Segment Open

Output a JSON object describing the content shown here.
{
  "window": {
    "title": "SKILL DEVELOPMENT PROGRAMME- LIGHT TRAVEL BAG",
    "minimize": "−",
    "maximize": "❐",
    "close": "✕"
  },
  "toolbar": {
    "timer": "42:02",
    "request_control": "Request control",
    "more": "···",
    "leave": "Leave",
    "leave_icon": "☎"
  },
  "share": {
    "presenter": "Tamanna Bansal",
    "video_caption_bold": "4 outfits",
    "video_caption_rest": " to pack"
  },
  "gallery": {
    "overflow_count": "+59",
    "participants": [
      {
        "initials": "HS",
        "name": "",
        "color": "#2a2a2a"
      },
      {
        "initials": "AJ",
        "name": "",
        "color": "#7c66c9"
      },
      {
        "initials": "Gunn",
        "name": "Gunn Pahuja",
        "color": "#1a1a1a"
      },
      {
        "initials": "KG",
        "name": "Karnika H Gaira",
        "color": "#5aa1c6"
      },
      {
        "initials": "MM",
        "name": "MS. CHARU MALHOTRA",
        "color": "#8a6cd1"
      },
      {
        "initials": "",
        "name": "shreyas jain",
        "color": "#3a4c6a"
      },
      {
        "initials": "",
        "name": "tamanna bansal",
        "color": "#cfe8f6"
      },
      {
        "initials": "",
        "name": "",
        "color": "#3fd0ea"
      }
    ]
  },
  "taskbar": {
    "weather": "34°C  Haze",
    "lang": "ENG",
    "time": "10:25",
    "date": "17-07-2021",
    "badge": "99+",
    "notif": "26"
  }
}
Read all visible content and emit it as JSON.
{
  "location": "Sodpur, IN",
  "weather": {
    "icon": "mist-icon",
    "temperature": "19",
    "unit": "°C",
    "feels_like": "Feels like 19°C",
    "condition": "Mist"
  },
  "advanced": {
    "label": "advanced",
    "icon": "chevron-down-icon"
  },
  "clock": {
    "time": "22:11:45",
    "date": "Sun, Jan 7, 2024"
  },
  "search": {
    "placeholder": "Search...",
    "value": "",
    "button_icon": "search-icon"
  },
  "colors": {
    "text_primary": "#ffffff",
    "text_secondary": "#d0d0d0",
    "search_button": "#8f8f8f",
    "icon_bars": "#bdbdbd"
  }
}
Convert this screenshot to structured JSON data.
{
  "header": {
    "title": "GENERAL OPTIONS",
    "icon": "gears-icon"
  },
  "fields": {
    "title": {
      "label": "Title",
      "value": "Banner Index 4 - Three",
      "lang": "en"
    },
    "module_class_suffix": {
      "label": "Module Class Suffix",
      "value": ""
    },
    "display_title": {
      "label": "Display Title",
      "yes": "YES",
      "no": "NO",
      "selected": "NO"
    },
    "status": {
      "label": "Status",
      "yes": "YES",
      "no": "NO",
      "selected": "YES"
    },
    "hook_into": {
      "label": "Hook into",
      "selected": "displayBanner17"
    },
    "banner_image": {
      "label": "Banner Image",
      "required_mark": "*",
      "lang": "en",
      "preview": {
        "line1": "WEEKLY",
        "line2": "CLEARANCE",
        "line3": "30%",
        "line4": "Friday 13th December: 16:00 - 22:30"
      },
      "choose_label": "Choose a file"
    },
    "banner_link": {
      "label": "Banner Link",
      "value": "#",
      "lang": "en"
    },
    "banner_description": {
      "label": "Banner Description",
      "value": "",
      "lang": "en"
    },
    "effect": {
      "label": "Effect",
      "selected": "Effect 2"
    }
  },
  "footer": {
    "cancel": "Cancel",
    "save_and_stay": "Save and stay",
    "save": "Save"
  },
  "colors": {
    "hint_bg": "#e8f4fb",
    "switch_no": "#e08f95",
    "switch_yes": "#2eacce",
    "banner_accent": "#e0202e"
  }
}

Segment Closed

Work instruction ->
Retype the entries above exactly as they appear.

Exercise response ->
Output a JSON object describing the content shown here.
{
  "window": {
    "title": "SKILL DEVELOPMENT PROGRAMME- LIGHT TRAVEL BAG",
    "minimize": "−",
    "maximize": "❐",
    "close": "✕"
  },
  "toolbar": {
    "timer": "42:02",
    "request_control": "Request control",
    "more": "···",
    "leave": "Leave",
    "leave_icon": "☎"
  },
  "share": {
    "presenter": "Tamanna Bansal",
    "video_caption_bold": "4 outfits",
    "video_caption_rest": " to pack"
  },
  "gallery": {
    "overflow_count": "+59",
    "participants": [
      {
        "initials": "HS",
        "name": "",
        "color": "#2a2a2a"
      },
      {
        "initials": "AJ",
        "name": "",
        "color": "#7c66c9"
      },
      {
        "initials": "Gunn",
        "name": "Gunn Pahuja",
        "color": "#1a1a1a"
      },
      {
        "initials": "KG",
        "name": "Karnika H Gaira",
        "color": "#5aa1c6"
      },
      {
        "initials": "MM",
        "name": "MS. CHARU MALHOTRA",
        "color": "#8a6cd1"
      },
      {
        "initials": "",
        "name": "shreyas jain",
        "color": "#3a4c6a"
      },
      {
        "initials": "",
        "name": "tamanna bansal",
        "color": "#cfe8f6"
      },
      {
        "initials": "",
        "name": "",
        "color": "#3fd0ea"
      }
    ]
  },
  "taskbar": {
    "weather": "34°C  Haze",
    "lang": "ENG",
    "time": "10:25",
    "date": "17-07-2021",
    "badge": "99+",
    "notif": "26"
  }
}
Read all visible content and emit it as JSON.
{
  "location": "Sodpur, IN",
  "weather": {
    "icon": "mist-icon",
    "temperature": "19",
    "unit": "°C",
    "feels_like": "Feels like 19°C",
    "condition": "Mist"
  },
  "advanced": {
    "label": "advanced",
    "icon": "chevron-down-icon"
  },
  "clock": {
    "time": "22:11:45",
    "date": "Sun, Jan 7, 2024"
  },
  "search": {
    "placeholder": "Search...",
    "value": "",
    "button_icon": "search-icon"
  },
  "colors": {
    "text_primary": "#ffffff",
    "text_secondary": "#d0d0d0",
    "search_button": "#8f8f8f",
    "icon_bars": "#bdbdbd"
  }
}
Convert this screenshot to structured JSON data.
{
  "header": {
    "title": "GENERAL OPTIONS",
    "icon": "gears-icon"
  },
  "fields": {
    "title": {
      "label": "Title",
      "value": "Banner Index 4 - Three",
      "lang": "en"
    },
    "module_class_suffix": {
      "label": "Module Class Suffix",
      "value": ""
    },
    "display_title": {
      "label": "Display Title",
      "yes": "YES",
      "no": "NO",
      "selected": "NO"
    },
    "status": {
      "label": "Status",
      "yes": "YES",
      "no": "NO",
      "selected": "YES"
    },
    "hook_into": {
      "label": "Hook into",
      "selected": "displayBanner17"
    },
    "banner_image": {
      "label": "Banner Image",
      "required_mark": "*",
      "lang": "en",
      "preview": {
        "line1": "WEEKLY",
        "line2": "CLEARANCE",
        "line3": "30%",
        "line4": "Friday 13th December: 16:00 - 22:30"
      },
      "choose_label": "Choose a file"
    },
    "banner_link": {
      "label": "Banner Link",
      "value": "#",
      "lang": "en"
    },
    "banner_description": {
      "label": "Banner Description",
      "value": "",
      "lang": "en"
    },
    "effect": {
      "label": "Effect",
      "selected": "Effect 2"
    }
  },
  "footer": {
    "cancel": "Cancel",
    "save_and_stay": "Save and stay",
    "save": "Save"
  },
  "colors": {
    "hint_bg": "#e8f4fb",
    "switch_no": "#e08f95",
    "switch_yes": "#2eacce",
    "banner_accent": "#e0202e"
  }
}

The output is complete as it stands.